- Task description
The only thing to report is how many lines of the data contain the word "Quora".

- Excerpted records
^^^^^^^^^^^^^^^^

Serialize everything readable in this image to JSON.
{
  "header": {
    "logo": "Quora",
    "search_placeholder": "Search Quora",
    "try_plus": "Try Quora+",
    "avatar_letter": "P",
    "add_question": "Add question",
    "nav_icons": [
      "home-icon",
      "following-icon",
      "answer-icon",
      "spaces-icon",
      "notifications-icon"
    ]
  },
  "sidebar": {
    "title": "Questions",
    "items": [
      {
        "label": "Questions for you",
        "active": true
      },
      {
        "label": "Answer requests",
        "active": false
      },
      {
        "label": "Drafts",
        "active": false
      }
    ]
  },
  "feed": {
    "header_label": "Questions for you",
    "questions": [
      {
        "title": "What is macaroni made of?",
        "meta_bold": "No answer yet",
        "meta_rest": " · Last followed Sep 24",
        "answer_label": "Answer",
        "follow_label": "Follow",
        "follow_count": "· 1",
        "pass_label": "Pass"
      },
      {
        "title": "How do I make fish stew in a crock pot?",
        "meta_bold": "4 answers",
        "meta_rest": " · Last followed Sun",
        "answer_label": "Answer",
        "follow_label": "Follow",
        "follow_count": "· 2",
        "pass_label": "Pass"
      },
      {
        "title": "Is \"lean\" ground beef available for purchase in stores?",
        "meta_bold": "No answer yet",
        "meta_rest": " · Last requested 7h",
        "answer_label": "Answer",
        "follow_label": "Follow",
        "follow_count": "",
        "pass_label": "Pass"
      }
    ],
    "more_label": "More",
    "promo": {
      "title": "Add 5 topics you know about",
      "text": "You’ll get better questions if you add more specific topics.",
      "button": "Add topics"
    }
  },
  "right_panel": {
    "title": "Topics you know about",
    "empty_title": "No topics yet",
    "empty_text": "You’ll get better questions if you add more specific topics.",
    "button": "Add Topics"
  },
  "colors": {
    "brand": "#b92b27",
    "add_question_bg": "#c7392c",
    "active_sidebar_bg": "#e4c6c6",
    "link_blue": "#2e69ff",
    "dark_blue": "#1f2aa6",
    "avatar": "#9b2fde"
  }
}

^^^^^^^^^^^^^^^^

- Completed exercise
3